    “The TPLF political machinery extended everywhere in the country – into the judiciary, the universities… it became like something out of George Orwell’s ‘1984’,” Huey said. “But the fact is now the TPLF may represent a better evil as we are being made to feel so unsafe – they seem our only ally as we are threatened by the rest of the country.”

    Others note that Abiy has a delicate balance to strike, especially for the sake of Tigrayans.

    “The prime minister needs to be careful not to allow his targeting of anti-reform elements within the TPLF, to become an attack on the people of Tigray,” said Soliman.

    “The region has a history of resolute peoples and will have to be included with all other regions, in order for Abiy to accomplish his goals of reconciliation, socio-political integration and regional development, as well as long-term peace with Eritrea.”

    Although the government has a big role to play, some Ethiopians told IRIN it is essential for the general population to also face up to the inherent prejudices and problems that lie at the core of their society.

    “It’s about the people being willing and taking individual responsibility – the government can’t do everything,” Weyanay said. “People need to read more and challenge their assumptions and get new perspectives.”

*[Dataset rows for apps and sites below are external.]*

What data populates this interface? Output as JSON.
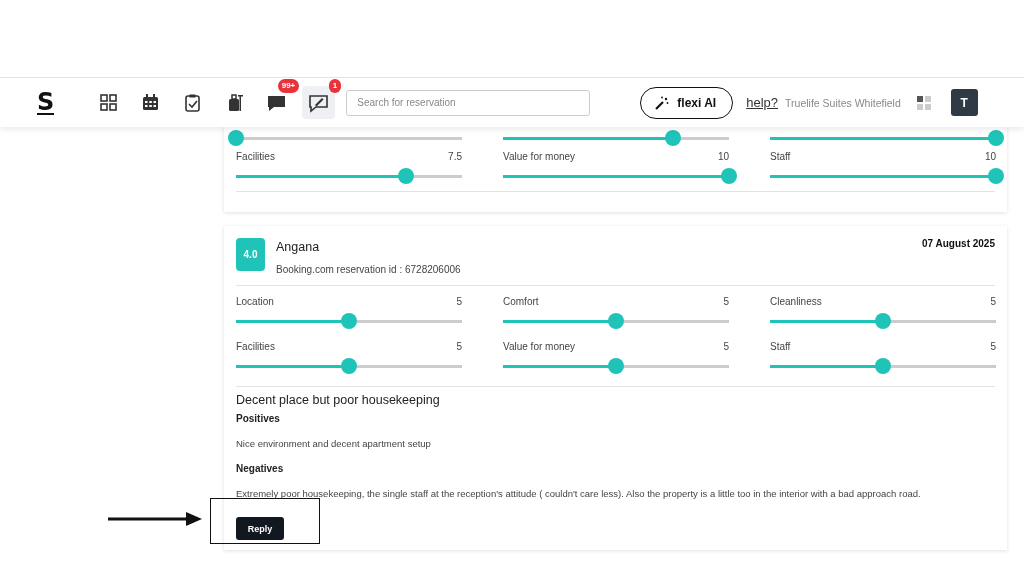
{
  "header": {
    "logo": "S",
    "nav": [
      {
        "kind": "grid",
        "selected": false
      },
      {
        "kind": "calendar",
        "selected": false
      },
      {
        "kind": "clipboard",
        "selected": false
      },
      {
        "kind": "luggage",
        "selected": false
      },
      {
        "kind": "chat",
        "badge": "99+",
        "selected": false
      },
      {
        "kind": "compose",
        "badge": "1",
        "selected": true
      }
    ],
    "search": {
      "placeholder": "Search for reservation"
    },
    "ai_button": "flexi AI",
    "help": "help?",
    "property": "Truelife Suites Whitefield",
    "avatar": "T"
  },
  "previous_review": {
    "ratings": [
      {
        "level": 0
      },
      {
        "level": 0.75
      },
      {
        "level": 1
      },
      {
        "label": "Facilities",
        "score": "7.5",
        "level": 0.75
      },
      {
        "label": "Value for money",
        "score": "10",
        "level": 1
      },
      {
        "label": "Staff",
        "score": "10",
        "level": 1
      }
    ]
  },
  "review": {
    "score": "4.0",
    "guest": "Angana",
    "reservation": "Booking.com reservation id : 6728206006",
    "date": "07 August 2025",
    "ratings": [
      {
        "label": "Location",
        "score": "5",
        "level": 0.5
      },
      {
        "label": "Comfort",
        "score": "5",
        "level": 0.5
      },
      {
        "label": "Cleanliness",
        "score": "5",
        "level": 0.5
      },
      {
        "label": "Facilities",
        "score": "5",
        "level": 0.5
      },
      {
        "label": "Value for money",
        "score": "5",
        "level": 0.5
      },
      {
        "label": "Staff",
        "score": "5",
        "level": 0.5
      }
    ],
    "title": "Decent place but poor housekeeping",
    "positives_heading": "Positives",
    "positives": "Nice environment and decent apartment setup",
    "negatives_heading": "Negatives",
    "negatives": "Extremely poor housekeeping, the single staff at the reception's attitude ( couldn't care less). Also the property is a little too in the interior with a bad approach road.",
    "reply_button": "Reply"
  }
}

    https://www.irinnews.org/analysis/2019/02/14/Ethiopia-ethnic-displacement-power-shift-raises-tensions

    #Tigréans

  • Ethiopians shut down Tel Aviv with protest against police brutality
    Amir Alon et Itay Blumenthal, Ynet, le 30 janvier 2019
    https://www.ynetnews.com/articles/0,7340,L-5455315,00.html

    The protest was sparked by the killing of Yehuda Biadga, 24, by police in Bat Yam two weeks ago as he was waving a knife. Witnesses say the youth posed no direct danger to the lives of the officers. The incident is still being investigated.

    Dasli Takala, one of the organizers, told reporters: “We are dealing with the Israel police which is a criminal organization… From violence they have moved on to murder; they have already killed 10 (unarmed Ethiopians). We are a community of activists. The government of Israel interprets our politeness as fear, but that is our strength.”

    #Palestine #israel #racisme #Ethiopiens #violence_policière #brutalité_policière

    A rajouter aussi à la compile #Israfrique :
    https://seenthis.net/messages/685758